The Binghamton University Decker School of Nursing recently received a large grant from the federal government.

The grant, which was given to the school by the Division of Nursing, a part of the Health Resources and Services Administration, is worth a total of $757,000.

It will be used to support nurse practitioner students in Decker being prepared for primary care.

“And that’s the majority of our master’s students at this point in time,” said Joyce Ferrario, dean of the Decker School of Nursing. “It provides a stipend and tuition so that they can come full-time if they want to. They don’t have to work — most of our students work as nurses — with this money they are able to quit their job or work much less often, so they can get done faster. If they’re coming part-time we can also fund them with this money, and that takes burdens off of families.”

Thanks to the Affordable Healthcare Act passed last year, more people will need family doctors and insurance to pay for it, she said. Nurse practitioners are able to do many of the same jobs as doctors, such as prescribing narcotics and making diagnoses.

“We don’t have, in this country, enough primary care doctors,” Ferrario explained. “Nurse practitioners have demonstrated over the years that they can do as good a job as a physician in primary care.”

The grant money is distributed to graduate students based on their academic standing. However, a majority of students are receiving some sort of aid.

“Most of our students in the graduate program who ask for money get something,” Ferrario said. “They can either be a TA or we’ve got scholarship money that we can support them with. I think we got to about 30 students with the money this year.”

Although Binghamton University has never gone without some sort of traineeship money from the government, the amount has never been this large.

Binghamton University may have received the grant in part because many Decker grad students go on to work in rural areas around the region, particularly in underserved areas, according to Ferrario.

However, for some students, the grant came too late.

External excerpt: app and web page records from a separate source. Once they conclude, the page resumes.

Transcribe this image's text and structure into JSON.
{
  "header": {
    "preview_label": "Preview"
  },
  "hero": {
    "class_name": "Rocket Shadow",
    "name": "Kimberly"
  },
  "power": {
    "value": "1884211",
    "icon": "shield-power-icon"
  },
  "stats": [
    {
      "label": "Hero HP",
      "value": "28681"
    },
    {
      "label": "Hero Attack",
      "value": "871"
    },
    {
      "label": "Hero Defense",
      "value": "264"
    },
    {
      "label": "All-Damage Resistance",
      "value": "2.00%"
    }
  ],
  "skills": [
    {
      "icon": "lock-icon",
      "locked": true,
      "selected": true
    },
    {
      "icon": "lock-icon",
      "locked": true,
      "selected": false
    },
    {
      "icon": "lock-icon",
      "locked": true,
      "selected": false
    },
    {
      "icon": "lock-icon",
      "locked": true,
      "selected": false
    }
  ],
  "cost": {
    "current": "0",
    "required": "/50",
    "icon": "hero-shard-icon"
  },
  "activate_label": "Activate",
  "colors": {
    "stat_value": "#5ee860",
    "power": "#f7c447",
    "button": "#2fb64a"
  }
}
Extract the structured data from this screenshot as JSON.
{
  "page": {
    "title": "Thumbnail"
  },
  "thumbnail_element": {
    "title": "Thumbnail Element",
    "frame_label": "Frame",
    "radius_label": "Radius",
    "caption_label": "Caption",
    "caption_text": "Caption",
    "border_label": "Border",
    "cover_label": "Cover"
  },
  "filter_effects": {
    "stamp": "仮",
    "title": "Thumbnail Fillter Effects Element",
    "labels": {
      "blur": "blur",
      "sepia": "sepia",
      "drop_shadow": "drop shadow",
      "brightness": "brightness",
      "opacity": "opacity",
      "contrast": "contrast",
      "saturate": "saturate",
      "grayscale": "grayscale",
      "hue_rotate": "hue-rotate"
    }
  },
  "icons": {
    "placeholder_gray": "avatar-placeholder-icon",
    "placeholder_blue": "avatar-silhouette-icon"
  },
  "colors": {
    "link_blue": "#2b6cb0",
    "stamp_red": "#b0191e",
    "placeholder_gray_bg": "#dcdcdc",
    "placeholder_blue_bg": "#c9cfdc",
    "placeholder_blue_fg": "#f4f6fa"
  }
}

“It was hard when the grant came in because it didn’t come in until after school started. We had a lot of students that were kind of waiting for this. Some of them couldn’t wait and dropped out,” Ferrario said. “The graduate school had to match a little bit of money, about $25,000, and the dean of the graduate school very graciously allowed us to use that money even before the grant came in. We were able to take that and kind of divvy it out among the people who were waiting for money. It carried many of them over to when the grant came in.”